The Downtown Eastside (DTES) of Vancouver is a heavily-researched neighborhood. Research 101 was a series of six weekly workshops (February to April 2018) to discuss research and ethics in the DTES. A group of 6 to 13 representatives from several DTES organizations partnering with the SISC lab met each week to discuss experiences with research in the past, the wider context of research in the DTES, and community expectations for more ethical research practice. Lindsay Deane (SFU research assistant) took notes on workshop participants’ perspectives and suggestions during weekly discussions and Scott Neufeld (SFU PhD student) drew on these notes to draft a summary of these discussions for workshopping and review at the final Research 101 workshop. This resulted in a co-created “manifesto” for ethical research in the Downtown Eastside.
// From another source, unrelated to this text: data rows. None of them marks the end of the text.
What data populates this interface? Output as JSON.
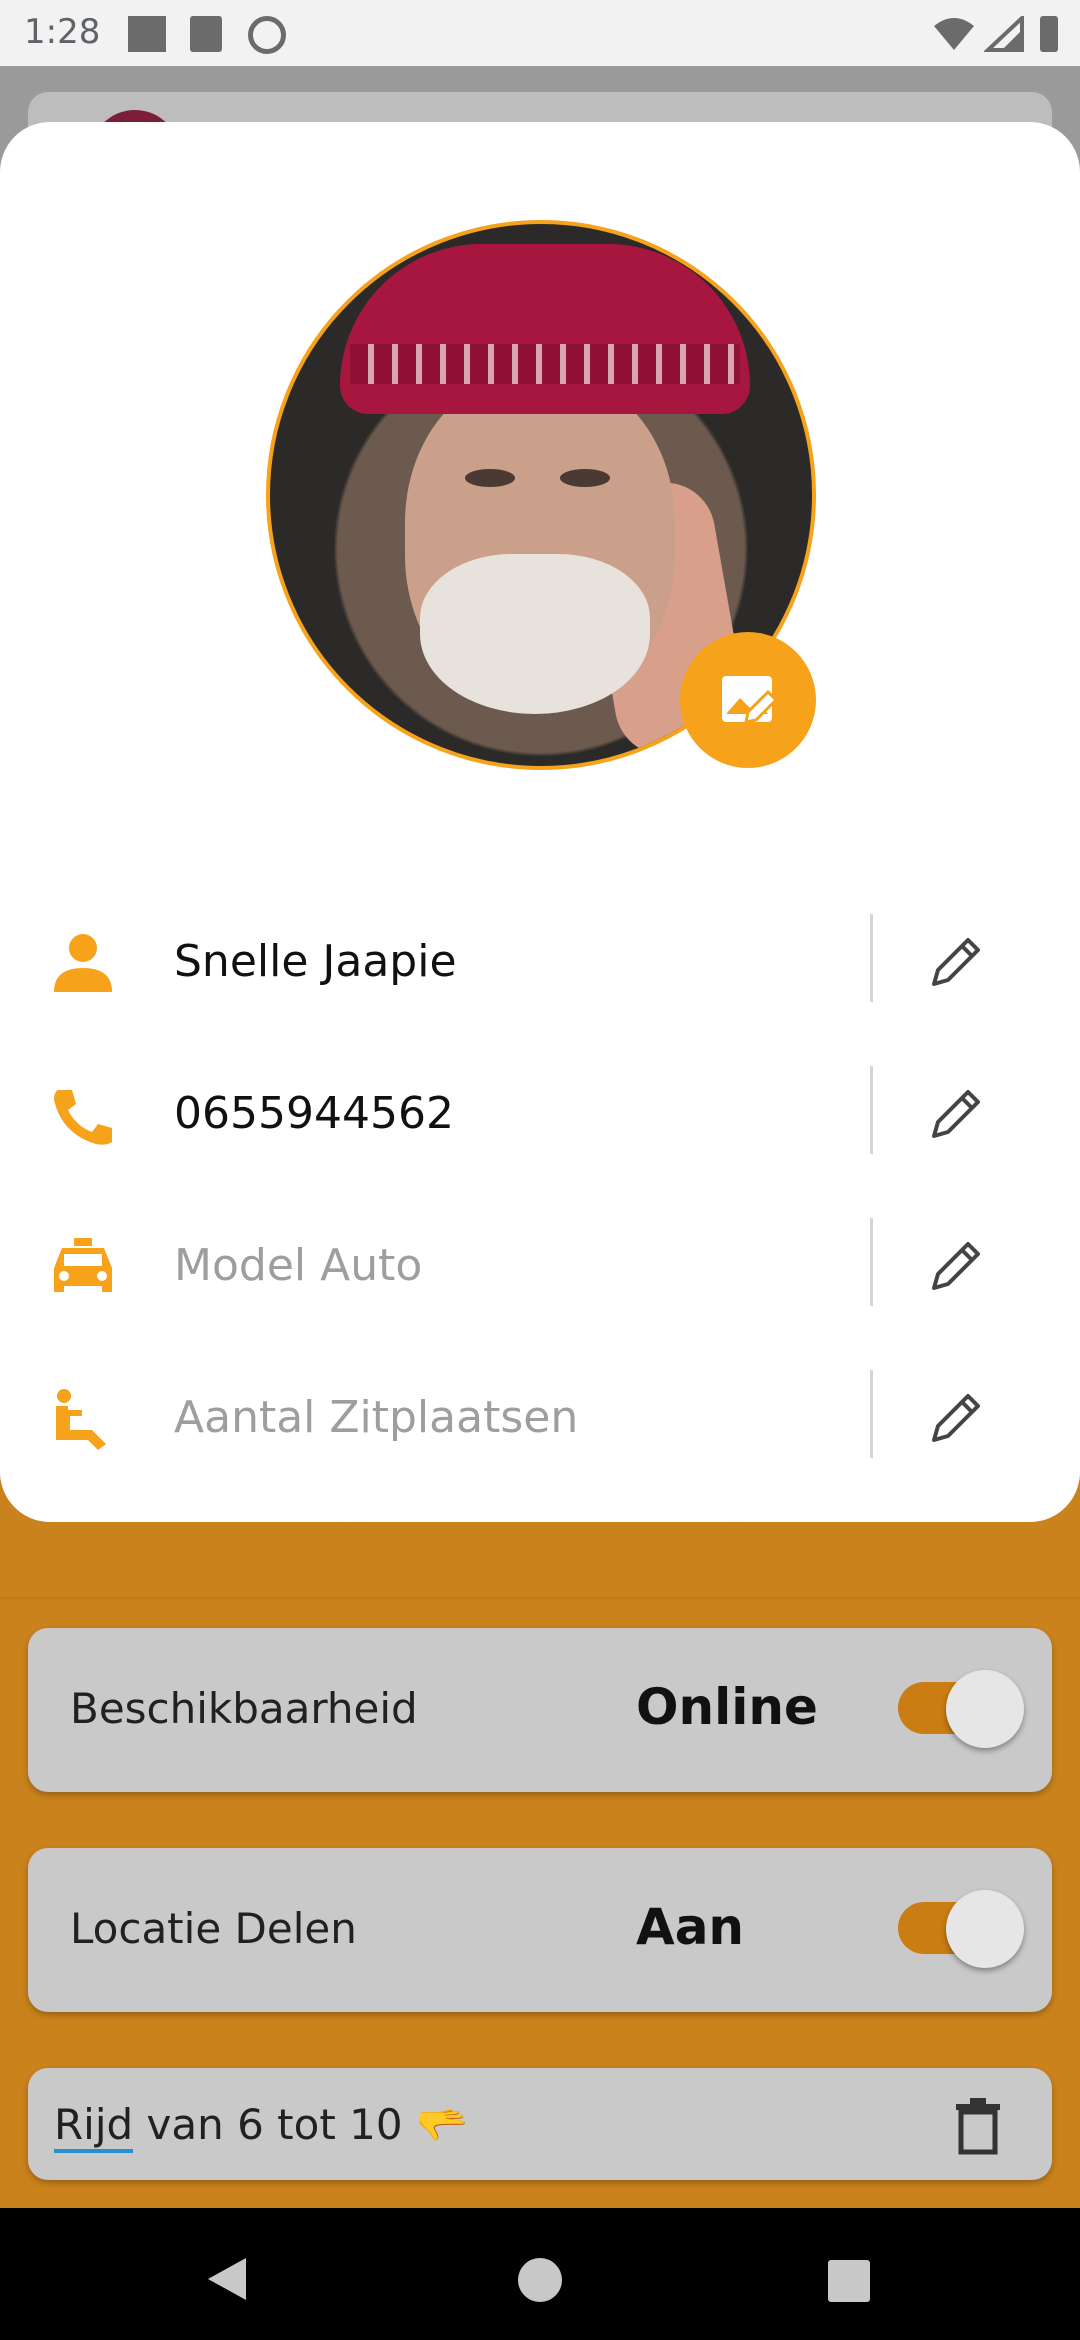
{
  "status_bar": {
    "time": "1:28"
  },
  "profile": {
    "name": "Snelle Jaapie",
    "phone": "0655944562",
    "car_model_placeholder": "Model Auto",
    "seats_placeholder": "Aantal Zitplaatsen"
  },
  "settings": {
    "availability": {
      "label": "Beschikbaarheid",
      "value": "Online",
      "on": true
    },
    "location": {
      "label": "Locatie Delen",
      "value": "Aan",
      "on": true
    }
  },
  "note": {
    "word1": "Rijd",
    "rest": " van 6 tot 10 ",
    "emoji": "🫳"
  },
  "colors": {
    "accent": "#f7a21b",
    "toggle": "#c97d12",
    "sheet_bg": "#ffffff"
  },
  "icons": {
    "name_row": "person-icon",
    "phone_row": "phone-icon",
    "car_row": "taxi-icon",
    "seats_row": "wheelchair-icon",
    "edit": "pencil-icon",
    "photo_edit": "image-edit-icon",
    "note_delete": "trash-icon"
  }
}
An online (and up to date) version of the manifesto is accessible at http://bit.ly/R101Manifesto, a PDF of the hard copy version (graphic design by SFU’s Vancity Office of Community Engagement) is available here and in select locations throughout the DTES. An outline of the Research 101 workshops is available here and a more detailed outline of weekly workshops is available on request from Scott Neufeld (firstname.lastname@example.org). Find out more about the wider “Community Ethics in Cultural Production” project spearheaded by DTES organization Hives for Humanity here.
Research 101 and related work receives ongoing financial and administrative support from SFU’s Vancity Office of Community Engagement the UBC Learning Exchange, Hives for Humanity, SFU’s Community Engagement Initiative and SFU’s Community Engaged Research Initiative.
Scott Neufeld and two manifesto co-authors (Nicolas Crier and Samona Marsh) were interviewed about Research 101 and the manifesto by James Mainguy on Co-Op Radio’s “Redeye”. Access the resulting podcast here: https://www.spreaker.com/user/redeye/a-framework-for-ethical-research-in-vanc